In a word, grandstanding.
Obviously not busy enough with taxpayer concerns, the Committee on Oversight and Government Reform capped an intensive investigation last week with more than four hours of made-for-TV testimony from a famous pitcher and a man who claims to have injected him with booster drugs.
Ho-hum matters such as war, the economy and, well, government reform took a holiday as politicians pursued a problem that would seem to be Major League Baseball's rather than the public's.
The pursuit failed to ferret out the truth between Roger Clemens' denials and the assertions by his erstwhile trainer, Brain McNamee. But in the best traditions of Congress, it managed to be partisan.
With Republicans generally taking Clemens' side and Democrats McNamee's, the interrogation foamed with high dudgeon and betrayed supposedly inquiring minds that were already made up.

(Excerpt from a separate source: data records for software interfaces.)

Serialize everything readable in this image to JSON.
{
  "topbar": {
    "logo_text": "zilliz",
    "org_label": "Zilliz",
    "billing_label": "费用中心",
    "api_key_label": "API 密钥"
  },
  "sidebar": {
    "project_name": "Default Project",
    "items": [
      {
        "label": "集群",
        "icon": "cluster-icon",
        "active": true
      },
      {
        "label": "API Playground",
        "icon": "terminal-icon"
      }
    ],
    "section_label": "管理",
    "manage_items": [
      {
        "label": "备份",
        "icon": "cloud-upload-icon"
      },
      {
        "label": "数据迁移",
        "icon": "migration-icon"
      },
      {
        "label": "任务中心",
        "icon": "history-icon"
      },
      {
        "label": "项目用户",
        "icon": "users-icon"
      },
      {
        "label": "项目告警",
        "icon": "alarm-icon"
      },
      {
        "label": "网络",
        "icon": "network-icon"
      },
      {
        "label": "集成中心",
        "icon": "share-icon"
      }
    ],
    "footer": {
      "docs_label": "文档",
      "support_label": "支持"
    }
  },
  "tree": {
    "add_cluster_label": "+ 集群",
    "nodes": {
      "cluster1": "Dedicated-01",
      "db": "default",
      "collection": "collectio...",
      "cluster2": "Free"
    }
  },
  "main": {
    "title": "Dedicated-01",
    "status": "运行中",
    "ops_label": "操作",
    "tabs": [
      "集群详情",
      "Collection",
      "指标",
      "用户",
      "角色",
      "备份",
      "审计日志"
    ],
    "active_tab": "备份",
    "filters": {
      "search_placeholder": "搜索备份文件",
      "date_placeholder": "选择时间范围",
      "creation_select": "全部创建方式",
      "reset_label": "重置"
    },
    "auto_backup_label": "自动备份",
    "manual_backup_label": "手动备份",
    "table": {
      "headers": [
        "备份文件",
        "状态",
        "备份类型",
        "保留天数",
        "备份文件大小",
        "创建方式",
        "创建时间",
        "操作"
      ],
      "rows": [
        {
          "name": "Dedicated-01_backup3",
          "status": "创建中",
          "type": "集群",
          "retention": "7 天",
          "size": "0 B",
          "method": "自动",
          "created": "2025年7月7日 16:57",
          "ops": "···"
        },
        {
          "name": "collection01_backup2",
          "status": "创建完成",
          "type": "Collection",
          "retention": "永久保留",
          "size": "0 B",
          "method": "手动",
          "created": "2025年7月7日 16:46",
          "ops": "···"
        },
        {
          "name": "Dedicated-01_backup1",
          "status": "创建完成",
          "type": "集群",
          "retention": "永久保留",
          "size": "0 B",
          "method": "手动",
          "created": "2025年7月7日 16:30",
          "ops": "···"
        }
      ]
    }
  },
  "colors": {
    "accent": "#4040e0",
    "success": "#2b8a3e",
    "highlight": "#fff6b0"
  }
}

And there was no worse offender than Rep. Dan Burton, D-Ind., who made highlight films coast-to-coast with his flaming, one-sided denunciation of McNamee. Add that outburst to a long list of past episodes - missing votes to play golf, opposing lobbying reform, hiring relatives - for which the 12-term representative has earned his state unwelcome notoriety.
In their defense, Republicans objected to spotlighting Clemens at the expense of broader issues raised by the Mitchell report on drugs in baseball. Still, Congress' role in the whole affair is at best a questionable call.

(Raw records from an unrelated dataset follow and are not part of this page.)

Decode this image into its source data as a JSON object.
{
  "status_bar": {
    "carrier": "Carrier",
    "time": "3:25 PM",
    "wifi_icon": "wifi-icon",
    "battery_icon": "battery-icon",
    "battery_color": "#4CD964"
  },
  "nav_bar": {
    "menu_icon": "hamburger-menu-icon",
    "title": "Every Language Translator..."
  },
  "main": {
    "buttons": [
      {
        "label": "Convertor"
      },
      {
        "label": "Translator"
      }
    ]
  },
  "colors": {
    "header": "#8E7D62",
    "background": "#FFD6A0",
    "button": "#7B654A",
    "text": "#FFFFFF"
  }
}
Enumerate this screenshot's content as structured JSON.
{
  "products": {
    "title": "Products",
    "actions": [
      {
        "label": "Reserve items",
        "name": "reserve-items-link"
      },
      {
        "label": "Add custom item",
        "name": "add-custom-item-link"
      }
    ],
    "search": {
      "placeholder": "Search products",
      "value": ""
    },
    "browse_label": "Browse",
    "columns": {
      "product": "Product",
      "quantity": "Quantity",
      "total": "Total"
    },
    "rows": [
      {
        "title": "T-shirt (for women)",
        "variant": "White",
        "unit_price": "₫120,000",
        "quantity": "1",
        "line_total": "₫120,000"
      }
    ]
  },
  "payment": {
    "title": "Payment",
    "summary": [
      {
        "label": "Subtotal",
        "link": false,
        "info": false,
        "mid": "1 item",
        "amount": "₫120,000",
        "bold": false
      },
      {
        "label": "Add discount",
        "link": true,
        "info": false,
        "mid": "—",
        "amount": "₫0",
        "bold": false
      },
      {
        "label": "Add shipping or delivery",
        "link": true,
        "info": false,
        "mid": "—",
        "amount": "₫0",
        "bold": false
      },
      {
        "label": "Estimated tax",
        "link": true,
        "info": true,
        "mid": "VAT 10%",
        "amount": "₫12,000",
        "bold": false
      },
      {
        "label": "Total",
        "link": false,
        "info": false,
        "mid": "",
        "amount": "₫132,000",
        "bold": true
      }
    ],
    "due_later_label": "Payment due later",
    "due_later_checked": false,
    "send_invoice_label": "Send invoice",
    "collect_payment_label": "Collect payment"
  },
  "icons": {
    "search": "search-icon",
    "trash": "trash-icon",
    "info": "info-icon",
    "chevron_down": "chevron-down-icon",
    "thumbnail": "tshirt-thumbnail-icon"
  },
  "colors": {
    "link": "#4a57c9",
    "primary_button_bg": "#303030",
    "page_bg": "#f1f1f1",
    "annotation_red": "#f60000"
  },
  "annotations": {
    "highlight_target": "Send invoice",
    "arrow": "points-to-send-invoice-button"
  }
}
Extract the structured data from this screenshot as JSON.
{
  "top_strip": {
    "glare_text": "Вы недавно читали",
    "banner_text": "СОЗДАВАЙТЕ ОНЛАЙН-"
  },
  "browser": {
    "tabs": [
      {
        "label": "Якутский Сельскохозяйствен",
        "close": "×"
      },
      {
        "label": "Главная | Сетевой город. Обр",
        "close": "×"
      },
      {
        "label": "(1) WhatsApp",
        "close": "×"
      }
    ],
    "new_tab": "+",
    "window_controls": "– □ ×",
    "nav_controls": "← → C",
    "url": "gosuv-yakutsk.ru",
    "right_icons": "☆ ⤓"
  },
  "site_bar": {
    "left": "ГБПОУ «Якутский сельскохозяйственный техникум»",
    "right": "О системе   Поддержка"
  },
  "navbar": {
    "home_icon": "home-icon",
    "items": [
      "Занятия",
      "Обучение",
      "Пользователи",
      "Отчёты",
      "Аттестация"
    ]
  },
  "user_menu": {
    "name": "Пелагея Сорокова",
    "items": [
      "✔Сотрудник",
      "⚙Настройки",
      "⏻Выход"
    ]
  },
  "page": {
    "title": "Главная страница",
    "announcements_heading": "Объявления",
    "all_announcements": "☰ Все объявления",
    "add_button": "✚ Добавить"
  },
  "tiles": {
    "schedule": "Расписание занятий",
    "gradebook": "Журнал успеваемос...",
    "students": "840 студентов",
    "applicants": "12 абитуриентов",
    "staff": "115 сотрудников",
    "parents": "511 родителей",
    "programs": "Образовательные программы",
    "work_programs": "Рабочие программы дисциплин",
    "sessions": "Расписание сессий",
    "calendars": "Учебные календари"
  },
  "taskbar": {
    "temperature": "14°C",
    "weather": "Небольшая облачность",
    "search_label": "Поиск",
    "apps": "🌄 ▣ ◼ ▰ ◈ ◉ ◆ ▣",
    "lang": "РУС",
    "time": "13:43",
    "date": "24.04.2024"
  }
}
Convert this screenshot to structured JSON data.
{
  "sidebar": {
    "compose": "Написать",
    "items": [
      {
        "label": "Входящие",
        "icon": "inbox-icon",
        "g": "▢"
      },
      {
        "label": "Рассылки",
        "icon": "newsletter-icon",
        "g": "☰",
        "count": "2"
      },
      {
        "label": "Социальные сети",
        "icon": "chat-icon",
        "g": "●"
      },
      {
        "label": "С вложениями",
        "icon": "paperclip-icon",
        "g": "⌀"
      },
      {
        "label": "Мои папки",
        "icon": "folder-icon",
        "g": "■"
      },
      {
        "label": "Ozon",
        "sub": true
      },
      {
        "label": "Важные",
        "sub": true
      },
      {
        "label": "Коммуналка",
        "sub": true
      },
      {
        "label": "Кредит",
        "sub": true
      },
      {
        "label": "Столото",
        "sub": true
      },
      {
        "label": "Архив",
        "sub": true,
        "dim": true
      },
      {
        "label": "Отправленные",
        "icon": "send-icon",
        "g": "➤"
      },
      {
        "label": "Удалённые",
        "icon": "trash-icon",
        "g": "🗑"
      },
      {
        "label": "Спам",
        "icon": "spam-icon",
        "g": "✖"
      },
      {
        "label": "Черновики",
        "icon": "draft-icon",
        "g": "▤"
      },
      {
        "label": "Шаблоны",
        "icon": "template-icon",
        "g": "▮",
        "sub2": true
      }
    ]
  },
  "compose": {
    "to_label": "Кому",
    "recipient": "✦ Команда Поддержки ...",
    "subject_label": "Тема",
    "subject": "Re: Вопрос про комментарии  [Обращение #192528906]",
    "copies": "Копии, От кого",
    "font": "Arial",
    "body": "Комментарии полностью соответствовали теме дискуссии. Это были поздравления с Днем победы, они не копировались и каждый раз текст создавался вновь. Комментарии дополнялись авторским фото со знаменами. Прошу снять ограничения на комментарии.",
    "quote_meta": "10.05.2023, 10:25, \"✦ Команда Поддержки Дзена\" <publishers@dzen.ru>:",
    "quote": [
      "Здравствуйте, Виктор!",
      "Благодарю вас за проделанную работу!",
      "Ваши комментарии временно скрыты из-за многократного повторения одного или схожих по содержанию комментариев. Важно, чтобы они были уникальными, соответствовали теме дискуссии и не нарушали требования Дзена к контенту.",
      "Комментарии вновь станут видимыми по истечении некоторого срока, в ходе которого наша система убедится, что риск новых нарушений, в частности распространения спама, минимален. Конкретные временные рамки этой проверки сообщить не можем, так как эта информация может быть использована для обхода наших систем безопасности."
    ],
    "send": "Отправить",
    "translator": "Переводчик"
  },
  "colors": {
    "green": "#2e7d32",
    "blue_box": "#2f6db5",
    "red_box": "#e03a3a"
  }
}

A stellar exception to the overall silliness was Rep. Mark Souder, R-Ind., whom Committee Chairman Henry Waxman, D-Calif., said was one of the few members to have read the depositions in the case. Souder called those documents "devastating" to Clemens and termed it no accident that The Rocket let it be known he was on personal terms with President George W. Bush.
Pardon talk is in the air because this dubious spectacle carries the threat of perjury charges for anybody who has lied. Given that Waxman already has expressed regret for holding the hearing and subjecting Clemens and McNamee to a show trial worthy of a mob boss, prosecution would be a true farce. Sadly, though, it would be consistent with the transparent behavior displayed so far by public servants who would be stars.

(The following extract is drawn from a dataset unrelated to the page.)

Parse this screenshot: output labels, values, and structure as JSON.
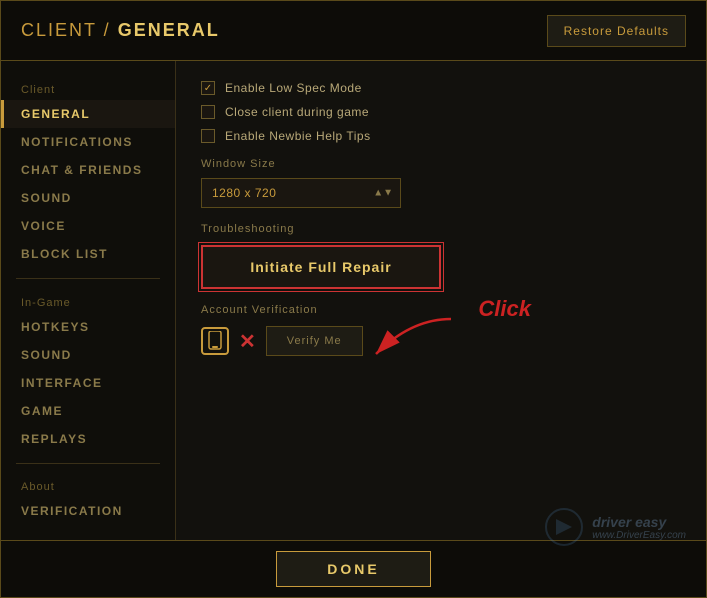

Meanwhile, over in the Senate, they're looking into the New England Patriots' spying scandal. Sleep well, America.
Reprinted from The Indianapolis Star. CNS